» TO DO: Nothing may be dropped. Retype the whole listing exactly.

» INPUT MATERIAL:
------------
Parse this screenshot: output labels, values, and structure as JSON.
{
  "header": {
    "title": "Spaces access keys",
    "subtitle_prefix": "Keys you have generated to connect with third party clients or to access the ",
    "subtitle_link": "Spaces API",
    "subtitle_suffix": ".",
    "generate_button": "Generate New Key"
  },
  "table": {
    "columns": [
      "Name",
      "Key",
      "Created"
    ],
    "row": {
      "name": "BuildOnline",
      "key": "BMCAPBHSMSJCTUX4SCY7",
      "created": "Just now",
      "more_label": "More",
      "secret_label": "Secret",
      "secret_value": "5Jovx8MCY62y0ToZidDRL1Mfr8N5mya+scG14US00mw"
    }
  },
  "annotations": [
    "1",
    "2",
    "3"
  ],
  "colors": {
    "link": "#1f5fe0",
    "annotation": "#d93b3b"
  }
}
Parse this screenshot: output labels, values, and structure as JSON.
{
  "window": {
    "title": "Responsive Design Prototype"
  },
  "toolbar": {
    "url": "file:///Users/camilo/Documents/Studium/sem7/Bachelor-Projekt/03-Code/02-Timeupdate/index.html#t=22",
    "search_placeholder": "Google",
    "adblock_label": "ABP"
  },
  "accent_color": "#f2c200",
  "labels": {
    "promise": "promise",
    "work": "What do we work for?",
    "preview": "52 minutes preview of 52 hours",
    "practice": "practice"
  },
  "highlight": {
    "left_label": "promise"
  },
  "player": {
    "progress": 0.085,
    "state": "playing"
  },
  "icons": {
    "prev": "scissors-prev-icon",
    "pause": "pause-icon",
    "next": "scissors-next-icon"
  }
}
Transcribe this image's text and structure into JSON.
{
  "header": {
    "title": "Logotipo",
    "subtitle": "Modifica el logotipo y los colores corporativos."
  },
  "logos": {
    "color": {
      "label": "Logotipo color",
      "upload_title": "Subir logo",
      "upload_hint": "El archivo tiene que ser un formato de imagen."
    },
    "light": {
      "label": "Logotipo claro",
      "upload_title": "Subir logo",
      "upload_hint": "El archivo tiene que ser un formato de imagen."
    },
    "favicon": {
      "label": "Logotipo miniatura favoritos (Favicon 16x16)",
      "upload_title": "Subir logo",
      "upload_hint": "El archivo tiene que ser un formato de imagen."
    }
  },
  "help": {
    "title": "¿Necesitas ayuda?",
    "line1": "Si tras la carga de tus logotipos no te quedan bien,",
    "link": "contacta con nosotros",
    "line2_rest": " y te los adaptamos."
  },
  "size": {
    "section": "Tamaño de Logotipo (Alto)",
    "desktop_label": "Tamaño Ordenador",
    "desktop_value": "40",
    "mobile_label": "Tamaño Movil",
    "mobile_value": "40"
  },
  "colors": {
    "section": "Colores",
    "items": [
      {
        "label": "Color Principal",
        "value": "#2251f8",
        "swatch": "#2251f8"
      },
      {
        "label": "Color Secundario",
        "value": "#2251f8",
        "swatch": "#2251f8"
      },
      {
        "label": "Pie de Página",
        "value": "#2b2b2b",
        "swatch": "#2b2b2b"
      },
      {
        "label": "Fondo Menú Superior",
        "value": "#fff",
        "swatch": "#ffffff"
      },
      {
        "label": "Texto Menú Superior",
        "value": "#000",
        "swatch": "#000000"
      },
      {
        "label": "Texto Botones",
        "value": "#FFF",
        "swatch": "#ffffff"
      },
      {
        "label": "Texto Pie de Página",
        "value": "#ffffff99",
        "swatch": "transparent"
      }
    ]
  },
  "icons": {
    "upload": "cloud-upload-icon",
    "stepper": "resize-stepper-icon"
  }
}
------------
» RESPONSE TO THIS EXERCISE:
Parse this screenshot: output labels, values, and structure as JSON.
{
  "header": {
    "title": "Spaces access keys",
    "subtitle_prefix": "Keys you have generated to connect with third party clients or to access the ",
    "subtitle_link": "Spaces API",
    "subtitle_suffix": ".",
    "generate_button": "Generate New Key"
  },
  "table": {
    "columns": [
      "Name",
      "Key",
      "Created"
    ],
    "row": {
      "name": "BuildOnline",
      "key": "BMCAPBHSMSJCTUX4SCY7",
      "created": "Just now",
      "more_label": "More",
      "secret_label": "Secret",
      "secret_value": "5Jovx8MCY62y0ToZidDRL1Mfr8N5mya+scG14US00mw"
    }
  },
  "annotations": [
    "1",
    "2",
    "3"
  ],
  "colors": {
    "link": "#1f5fe0",
    "annotation": "#d93b3b"
  }
}
Parse this screenshot: output labels, values, and structure as JSON.
{
  "window": {
    "title": "Responsive Design Prototype"
  },
  "toolbar": {
    "url": "file:///Users/camilo/Documents/Studium/sem7/Bachelor-Projekt/03-Code/02-Timeupdate/index.html#t=22",
    "search_placeholder": "Google",
    "adblock_label": "ABP"
  },
  "accent_color": "#f2c200",
  "labels": {
    "promise": "promise",
    "work": "What do we work for?",
    "preview": "52 minutes preview of 52 hours",
    "practice": "practice"
  },
  "highlight": {
    "left_label": "promise"
  },
  "player": {
    "progress": 0.085,
    "state": "playing"
  },
  "icons": {
    "prev": "scissors-prev-icon",
    "pause": "pause-icon",
    "next": "scissors-next-icon"
  }
}
Transcribe this image's text and structure into JSON.
{
  "header": {
    "title": "Logotipo",
    "subtitle": "Modifica el logotipo y los colores corporativos."
  },
  "logos": {
    "color": {
      "label": "Logotipo color",
      "upload_title": "Subir logo",
      "upload_hint": "El archivo tiene que ser un formato de imagen."
    },
    "light": {
      "label": "Logotipo claro",
      "upload_title": "Subir logo",
      "upload_hint": "El archivo tiene que ser un formato de imagen."
    },
    "favicon": {
      "label": "Logotipo miniatura favoritos (Favicon 16x16)",
      "upload_title": "Subir logo",
      "upload_hint": "El archivo tiene que ser un formato de imagen."
    }
  },
  "help": {
    "title": "¿Necesitas ayuda?",
    "line1": "Si tras la carga de tus logotipos no te quedan bien,",
    "link": "contacta con nosotros",
    "line2_rest": " y te los adaptamos."
  },
  "size": {
    "section": "Tamaño de Logotipo (Alto)",
    "desktop_label": "Tamaño Ordenador",
    "desktop_value": "40",
    "mobile_label": "Tamaño Movil",
    "mobile_value": "40"
  },
  "colors": {
    "section": "Colores",
    "items": [
      {
        "label": "Color Principal",
        "value": "#2251f8",
        "swatch": "#2251f8"
      },
      {
        "label": "Color Secundario",
        "value": "#2251f8",
        "swatch": "#2251f8"
      },
      {
        "label": "Pie de Página",
        "value": "#2b2b2b",
        "swatch": "#2b2b2b"
      },
      {
        "label": "Fondo Menú Superior",
        "value": "#fff",
        "swatch": "#ffffff"
      },
      {
        "label": "Texto Menú Superior",
        "value": "#000",
        "swatch": "#000000"
      },
      {
        "label": "Texto Botones",
        "value": "#FFF",
        "swatch": "#ffffff"
      },
      {
        "label": "Texto Pie de Página",
        "value": "#ffffff99",
        "swatch": "transparent"
      }
    ]
  },
  "icons": {
    "upload": "cloud-upload-icon",
    "stepper": "resize-stepper-icon"
  }
}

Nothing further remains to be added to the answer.